▸ **EXERCISE INSTRUCTIONS**
Scan the data. Collect each line that contains the word "Felirat".

━━ RECORDS SHOWN

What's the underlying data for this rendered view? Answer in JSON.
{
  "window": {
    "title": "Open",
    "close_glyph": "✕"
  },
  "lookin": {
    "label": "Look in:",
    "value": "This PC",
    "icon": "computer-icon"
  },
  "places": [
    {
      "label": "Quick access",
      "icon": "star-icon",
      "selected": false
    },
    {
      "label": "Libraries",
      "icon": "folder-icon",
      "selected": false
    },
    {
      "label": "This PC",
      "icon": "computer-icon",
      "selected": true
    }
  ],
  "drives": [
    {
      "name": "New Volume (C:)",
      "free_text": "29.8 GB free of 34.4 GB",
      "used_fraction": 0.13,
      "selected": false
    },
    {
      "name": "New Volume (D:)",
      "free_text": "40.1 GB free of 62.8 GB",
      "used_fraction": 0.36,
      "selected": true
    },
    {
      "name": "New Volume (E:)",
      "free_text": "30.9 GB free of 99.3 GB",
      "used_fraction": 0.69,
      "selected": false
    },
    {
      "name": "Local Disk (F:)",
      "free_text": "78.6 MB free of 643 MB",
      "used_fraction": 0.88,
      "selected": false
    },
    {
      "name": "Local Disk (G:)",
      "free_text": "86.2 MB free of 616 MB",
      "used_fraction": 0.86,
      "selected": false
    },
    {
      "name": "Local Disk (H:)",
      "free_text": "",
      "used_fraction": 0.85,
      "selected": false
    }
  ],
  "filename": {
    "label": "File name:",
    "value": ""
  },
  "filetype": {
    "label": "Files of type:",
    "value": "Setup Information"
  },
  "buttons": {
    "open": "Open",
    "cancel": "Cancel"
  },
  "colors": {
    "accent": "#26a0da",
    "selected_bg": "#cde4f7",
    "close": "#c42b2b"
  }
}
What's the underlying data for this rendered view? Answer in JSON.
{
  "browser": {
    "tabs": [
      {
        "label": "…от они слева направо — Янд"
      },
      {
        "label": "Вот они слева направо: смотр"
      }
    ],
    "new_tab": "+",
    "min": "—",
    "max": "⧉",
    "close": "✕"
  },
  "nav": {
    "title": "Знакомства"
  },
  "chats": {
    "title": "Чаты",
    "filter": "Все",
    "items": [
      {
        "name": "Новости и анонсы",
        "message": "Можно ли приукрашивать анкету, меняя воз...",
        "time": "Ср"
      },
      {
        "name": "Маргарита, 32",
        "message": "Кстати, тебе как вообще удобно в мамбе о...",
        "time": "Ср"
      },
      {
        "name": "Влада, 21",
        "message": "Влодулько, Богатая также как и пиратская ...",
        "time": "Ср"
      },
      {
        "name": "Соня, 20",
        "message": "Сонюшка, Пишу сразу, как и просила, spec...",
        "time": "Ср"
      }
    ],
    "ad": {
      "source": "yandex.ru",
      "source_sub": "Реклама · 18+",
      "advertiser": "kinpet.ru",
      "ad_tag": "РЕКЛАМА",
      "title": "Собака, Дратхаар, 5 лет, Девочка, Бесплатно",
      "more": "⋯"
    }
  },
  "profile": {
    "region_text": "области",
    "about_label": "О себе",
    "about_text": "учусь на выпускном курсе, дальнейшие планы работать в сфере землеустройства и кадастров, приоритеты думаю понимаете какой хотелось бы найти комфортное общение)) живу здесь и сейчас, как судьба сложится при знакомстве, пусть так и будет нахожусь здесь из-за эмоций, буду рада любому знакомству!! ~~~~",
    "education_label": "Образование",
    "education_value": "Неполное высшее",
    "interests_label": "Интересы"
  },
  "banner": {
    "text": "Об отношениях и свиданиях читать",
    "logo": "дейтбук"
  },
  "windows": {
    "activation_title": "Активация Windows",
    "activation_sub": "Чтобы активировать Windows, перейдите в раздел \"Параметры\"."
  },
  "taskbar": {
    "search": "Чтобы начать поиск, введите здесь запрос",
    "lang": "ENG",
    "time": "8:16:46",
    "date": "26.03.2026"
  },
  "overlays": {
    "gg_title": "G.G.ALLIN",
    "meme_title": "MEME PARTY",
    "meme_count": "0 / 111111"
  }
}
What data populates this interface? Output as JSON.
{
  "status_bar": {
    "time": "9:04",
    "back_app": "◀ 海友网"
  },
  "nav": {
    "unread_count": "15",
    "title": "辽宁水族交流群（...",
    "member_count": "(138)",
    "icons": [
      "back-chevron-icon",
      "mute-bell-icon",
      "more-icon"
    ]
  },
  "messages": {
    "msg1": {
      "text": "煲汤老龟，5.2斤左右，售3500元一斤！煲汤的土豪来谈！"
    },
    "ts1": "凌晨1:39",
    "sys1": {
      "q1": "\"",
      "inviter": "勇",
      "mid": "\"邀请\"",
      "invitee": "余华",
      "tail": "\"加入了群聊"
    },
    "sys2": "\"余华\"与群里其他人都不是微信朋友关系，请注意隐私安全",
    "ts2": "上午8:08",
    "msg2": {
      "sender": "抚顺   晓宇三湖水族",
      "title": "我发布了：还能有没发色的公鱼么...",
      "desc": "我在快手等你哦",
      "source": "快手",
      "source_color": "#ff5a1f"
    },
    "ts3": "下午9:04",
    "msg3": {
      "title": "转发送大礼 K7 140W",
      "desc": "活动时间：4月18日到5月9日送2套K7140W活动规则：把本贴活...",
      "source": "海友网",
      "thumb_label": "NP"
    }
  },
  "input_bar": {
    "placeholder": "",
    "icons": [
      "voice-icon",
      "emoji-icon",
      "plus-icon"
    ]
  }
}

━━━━
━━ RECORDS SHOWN

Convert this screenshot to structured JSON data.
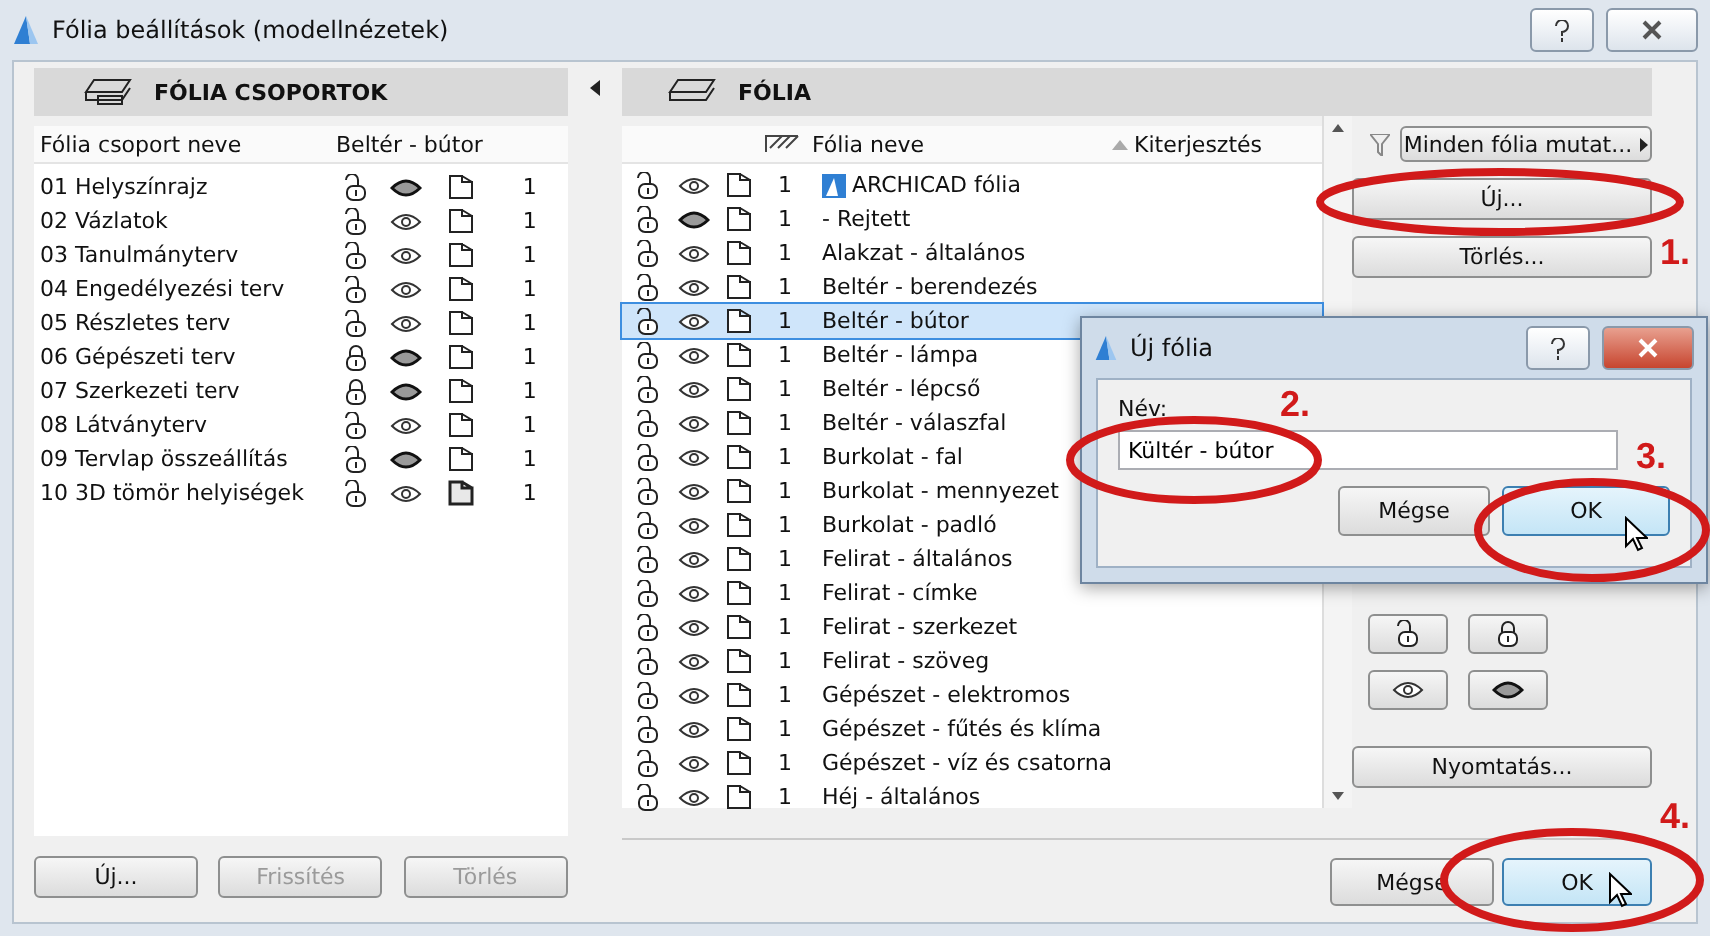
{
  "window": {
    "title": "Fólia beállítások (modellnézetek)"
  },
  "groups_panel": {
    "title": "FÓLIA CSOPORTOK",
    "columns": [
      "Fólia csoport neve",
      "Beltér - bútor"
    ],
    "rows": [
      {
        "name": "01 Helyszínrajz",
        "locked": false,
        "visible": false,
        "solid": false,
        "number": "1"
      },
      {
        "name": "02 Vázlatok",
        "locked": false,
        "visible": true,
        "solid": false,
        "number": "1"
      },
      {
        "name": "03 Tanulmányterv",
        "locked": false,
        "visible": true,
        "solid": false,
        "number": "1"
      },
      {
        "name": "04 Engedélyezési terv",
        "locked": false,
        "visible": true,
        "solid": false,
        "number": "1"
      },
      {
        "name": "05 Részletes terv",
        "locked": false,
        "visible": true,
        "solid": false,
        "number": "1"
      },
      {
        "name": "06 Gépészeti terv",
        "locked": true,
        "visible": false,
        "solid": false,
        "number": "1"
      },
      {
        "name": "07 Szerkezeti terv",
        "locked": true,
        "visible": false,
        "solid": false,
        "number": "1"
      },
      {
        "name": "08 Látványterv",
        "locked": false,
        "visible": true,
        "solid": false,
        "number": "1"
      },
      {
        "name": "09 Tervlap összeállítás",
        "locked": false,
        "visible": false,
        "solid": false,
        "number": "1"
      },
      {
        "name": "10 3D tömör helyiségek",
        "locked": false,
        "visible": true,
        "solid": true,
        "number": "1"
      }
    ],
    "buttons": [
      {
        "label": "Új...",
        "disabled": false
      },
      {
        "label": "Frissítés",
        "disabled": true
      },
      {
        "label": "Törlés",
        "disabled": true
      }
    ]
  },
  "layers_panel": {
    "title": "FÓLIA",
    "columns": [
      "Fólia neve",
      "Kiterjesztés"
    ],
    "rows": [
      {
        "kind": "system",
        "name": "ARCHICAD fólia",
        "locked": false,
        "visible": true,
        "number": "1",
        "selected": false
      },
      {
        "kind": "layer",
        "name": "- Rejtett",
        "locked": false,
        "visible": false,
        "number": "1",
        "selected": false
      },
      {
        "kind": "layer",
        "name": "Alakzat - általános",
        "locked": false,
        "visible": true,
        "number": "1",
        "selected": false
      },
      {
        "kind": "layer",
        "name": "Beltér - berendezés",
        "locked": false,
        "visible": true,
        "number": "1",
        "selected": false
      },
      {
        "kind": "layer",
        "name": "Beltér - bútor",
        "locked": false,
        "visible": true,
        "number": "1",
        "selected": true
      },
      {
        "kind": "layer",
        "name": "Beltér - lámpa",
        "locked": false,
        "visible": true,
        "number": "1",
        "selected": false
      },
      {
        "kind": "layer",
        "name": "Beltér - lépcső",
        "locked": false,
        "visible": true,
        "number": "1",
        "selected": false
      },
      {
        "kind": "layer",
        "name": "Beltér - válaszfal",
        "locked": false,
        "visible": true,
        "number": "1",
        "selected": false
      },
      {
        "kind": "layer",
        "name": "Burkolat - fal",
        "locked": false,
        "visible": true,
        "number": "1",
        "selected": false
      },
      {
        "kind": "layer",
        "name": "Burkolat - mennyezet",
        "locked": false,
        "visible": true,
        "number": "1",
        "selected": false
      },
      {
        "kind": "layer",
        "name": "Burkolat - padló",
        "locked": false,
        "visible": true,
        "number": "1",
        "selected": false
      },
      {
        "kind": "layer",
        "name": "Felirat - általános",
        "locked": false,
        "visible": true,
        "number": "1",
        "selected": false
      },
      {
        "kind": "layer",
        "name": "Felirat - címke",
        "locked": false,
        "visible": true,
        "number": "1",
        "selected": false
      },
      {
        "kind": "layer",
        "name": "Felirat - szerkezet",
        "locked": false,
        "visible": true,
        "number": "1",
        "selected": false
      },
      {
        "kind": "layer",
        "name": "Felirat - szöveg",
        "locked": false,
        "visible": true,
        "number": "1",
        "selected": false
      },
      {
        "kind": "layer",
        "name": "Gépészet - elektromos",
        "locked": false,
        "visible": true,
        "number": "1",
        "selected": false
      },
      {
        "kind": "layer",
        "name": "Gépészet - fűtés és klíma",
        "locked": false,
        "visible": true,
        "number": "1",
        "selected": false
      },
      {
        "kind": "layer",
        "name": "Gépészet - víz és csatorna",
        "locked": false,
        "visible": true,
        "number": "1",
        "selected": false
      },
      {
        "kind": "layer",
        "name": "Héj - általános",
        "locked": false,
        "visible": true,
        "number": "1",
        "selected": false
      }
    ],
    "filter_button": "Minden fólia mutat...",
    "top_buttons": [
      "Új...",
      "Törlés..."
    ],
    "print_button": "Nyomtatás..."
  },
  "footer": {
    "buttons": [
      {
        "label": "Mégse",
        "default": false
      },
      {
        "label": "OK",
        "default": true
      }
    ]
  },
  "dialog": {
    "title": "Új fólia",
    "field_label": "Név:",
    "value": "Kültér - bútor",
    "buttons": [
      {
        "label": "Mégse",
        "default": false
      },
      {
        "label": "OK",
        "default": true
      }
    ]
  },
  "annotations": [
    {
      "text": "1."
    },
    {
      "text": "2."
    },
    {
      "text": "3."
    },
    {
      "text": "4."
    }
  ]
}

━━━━

▸ **SOLUTION TO THIS TASK**
        "name": "Felirat - általános",
        "name": "Felirat - címke",
        "name": "Felirat - szerkezet",
        "name": "Felirat - szöveg",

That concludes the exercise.